Today the company typically harvests 100 to 125 cords in a day. Ninety percent of the pine is used to make studs, with the rest used for pulp. Most of the land is state managed. Tracts of land are large and hauling distances are long. “To keep fuel and other costs down, we have to be very efficient,” says Paul. “That’s why I run the harvester. I have a lot of experience, so there is very little waste. I have 40,000 hours of seat time, and it takes six months to really train someone. The hard part is finding young operators, because we can’t compete with what the local prison and mill will pay. It’s hard to find the time and money to train them.”

The reliability of John Deere machines also helps improve efficiency and uptime. “John Deere machines rarely break down,” says Paul. “Just fuel it, grease it, and do scheduled maintenance, and it just runs.”

If the machines do have any issues, the company’s local John Deere dealer, McCoy Construction & Forestry, provides support. “They’ve been great. They’re right here in Newberry, so that’s pretty convenient. Their technicians are very knowledgeable and quick to answer. They can sometimes help us resolve a problem over the phone. Or with JDLink™ telematics, they can diagnose the problem remotely and bring out the right part the first time. McCoy has done a great job keeping me up and running, even when we are in remote locations.”

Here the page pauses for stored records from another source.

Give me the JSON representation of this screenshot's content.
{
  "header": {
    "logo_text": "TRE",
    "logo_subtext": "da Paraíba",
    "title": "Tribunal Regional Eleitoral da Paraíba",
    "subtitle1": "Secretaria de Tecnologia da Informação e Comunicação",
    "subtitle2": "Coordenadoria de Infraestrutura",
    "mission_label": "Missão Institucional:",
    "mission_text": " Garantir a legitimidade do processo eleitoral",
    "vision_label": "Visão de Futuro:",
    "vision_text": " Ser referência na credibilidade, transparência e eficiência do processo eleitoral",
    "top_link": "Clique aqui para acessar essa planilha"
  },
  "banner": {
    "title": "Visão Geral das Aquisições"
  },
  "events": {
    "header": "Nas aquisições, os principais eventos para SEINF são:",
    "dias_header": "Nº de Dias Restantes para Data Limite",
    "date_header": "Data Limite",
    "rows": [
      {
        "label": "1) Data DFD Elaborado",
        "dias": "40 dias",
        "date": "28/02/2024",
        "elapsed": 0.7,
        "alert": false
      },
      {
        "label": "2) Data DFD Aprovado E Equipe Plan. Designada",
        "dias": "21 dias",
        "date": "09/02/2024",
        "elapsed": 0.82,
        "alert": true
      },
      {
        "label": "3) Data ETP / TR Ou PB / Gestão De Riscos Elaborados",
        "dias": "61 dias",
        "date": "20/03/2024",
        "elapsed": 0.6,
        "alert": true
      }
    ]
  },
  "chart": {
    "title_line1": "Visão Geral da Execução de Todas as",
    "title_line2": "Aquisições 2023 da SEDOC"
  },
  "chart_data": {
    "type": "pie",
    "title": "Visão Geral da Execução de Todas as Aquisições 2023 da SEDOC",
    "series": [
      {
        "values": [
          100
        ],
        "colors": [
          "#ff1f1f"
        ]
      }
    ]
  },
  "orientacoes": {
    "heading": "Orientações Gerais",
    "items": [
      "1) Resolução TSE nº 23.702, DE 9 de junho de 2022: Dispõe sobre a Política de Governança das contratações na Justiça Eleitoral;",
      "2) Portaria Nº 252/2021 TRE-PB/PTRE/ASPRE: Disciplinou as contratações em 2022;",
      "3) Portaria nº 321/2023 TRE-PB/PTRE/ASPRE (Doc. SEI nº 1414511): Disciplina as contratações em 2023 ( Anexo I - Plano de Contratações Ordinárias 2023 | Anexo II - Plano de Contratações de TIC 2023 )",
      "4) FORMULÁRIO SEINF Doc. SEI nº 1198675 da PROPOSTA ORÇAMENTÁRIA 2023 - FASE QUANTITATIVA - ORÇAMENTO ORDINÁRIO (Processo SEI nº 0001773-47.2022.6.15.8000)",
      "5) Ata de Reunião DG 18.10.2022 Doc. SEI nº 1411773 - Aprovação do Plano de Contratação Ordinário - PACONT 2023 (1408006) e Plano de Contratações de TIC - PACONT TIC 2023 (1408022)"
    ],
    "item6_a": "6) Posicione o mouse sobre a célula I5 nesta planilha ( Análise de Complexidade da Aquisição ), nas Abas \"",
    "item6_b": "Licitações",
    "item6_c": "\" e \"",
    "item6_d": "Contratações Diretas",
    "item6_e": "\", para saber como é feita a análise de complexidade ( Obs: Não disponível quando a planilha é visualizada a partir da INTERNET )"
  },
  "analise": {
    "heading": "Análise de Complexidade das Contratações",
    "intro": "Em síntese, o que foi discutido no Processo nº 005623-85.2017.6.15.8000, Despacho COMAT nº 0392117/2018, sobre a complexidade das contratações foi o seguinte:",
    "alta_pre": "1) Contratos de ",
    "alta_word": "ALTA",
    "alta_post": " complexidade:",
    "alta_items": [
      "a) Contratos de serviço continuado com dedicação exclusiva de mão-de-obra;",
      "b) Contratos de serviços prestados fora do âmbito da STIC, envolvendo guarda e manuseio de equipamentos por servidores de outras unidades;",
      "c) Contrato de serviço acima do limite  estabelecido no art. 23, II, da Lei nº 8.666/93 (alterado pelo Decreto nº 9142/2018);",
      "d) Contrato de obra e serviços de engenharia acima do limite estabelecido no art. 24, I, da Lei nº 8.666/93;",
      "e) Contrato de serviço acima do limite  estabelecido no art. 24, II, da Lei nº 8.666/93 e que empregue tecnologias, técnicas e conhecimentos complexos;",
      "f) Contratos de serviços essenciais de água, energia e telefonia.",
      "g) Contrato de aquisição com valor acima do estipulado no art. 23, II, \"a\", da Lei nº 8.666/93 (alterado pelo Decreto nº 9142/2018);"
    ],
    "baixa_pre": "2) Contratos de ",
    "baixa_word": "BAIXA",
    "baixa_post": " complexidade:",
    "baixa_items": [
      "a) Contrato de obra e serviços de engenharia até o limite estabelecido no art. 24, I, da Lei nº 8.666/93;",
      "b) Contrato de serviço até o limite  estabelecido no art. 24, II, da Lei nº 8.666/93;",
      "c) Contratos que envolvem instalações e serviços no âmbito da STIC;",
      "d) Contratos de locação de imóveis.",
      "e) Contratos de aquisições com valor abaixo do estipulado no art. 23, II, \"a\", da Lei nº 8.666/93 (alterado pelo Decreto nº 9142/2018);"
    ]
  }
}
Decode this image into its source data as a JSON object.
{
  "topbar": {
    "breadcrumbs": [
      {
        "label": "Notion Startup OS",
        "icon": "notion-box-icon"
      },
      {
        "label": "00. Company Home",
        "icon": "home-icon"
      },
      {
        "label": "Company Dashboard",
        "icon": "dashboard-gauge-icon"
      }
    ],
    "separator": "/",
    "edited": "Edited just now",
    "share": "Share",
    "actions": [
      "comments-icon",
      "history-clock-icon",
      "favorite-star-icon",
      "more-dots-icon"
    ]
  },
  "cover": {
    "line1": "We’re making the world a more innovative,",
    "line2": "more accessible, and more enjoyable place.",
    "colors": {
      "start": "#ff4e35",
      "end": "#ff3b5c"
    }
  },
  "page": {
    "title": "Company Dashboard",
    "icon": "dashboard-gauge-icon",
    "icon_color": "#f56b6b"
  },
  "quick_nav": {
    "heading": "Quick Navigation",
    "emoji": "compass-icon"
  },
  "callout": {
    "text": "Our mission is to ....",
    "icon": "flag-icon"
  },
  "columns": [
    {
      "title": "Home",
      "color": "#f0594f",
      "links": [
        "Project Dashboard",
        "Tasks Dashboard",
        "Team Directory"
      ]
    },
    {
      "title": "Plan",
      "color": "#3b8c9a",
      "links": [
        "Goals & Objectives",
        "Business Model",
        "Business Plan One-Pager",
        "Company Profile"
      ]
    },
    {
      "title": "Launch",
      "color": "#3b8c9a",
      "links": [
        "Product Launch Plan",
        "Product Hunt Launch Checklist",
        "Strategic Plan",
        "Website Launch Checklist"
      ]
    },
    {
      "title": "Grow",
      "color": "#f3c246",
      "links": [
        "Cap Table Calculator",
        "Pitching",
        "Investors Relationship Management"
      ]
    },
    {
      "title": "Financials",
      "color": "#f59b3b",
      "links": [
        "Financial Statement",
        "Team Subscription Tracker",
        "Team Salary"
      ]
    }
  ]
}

Loggers often get a bad rap for harming the landscape, but residents of the Upper Peninsula understand that loggers are stewards of the forest. “Logging is a big part of our community — people up here are great and really supportive. Loggers don’t want to run out of wood, so we’re mindful of how we care for and leave the land. I love the way the land looks, and I’m very proud of the quality of work I do.”

Paul is optimistic about the future. “Everybody needs two-by-fours, whether they are remodeling or building homes, a business, or a treehouse in the backyard. State and federal foresters do a great job of managing the forests. We actually have more cords per acre than when my dad started.”

Tuffy isn’t ready to leave his partner any time soon. “I’ve got another new truck on order,” he says. “I’ll wear that out before I decide to retire. Paul will have to put up with me for a long time.”

Paul doesn’t seem to mind. “My father and I have been a very good team for a lot of years and hopefully many more to come.”


Paul Burton Forestry is serviced by McCoy Construction & Forestry, Escanaba, Michigan.

Upper Peninsula logger Paul Burton is fulfilling his father’s dream of taking the reins of the family company.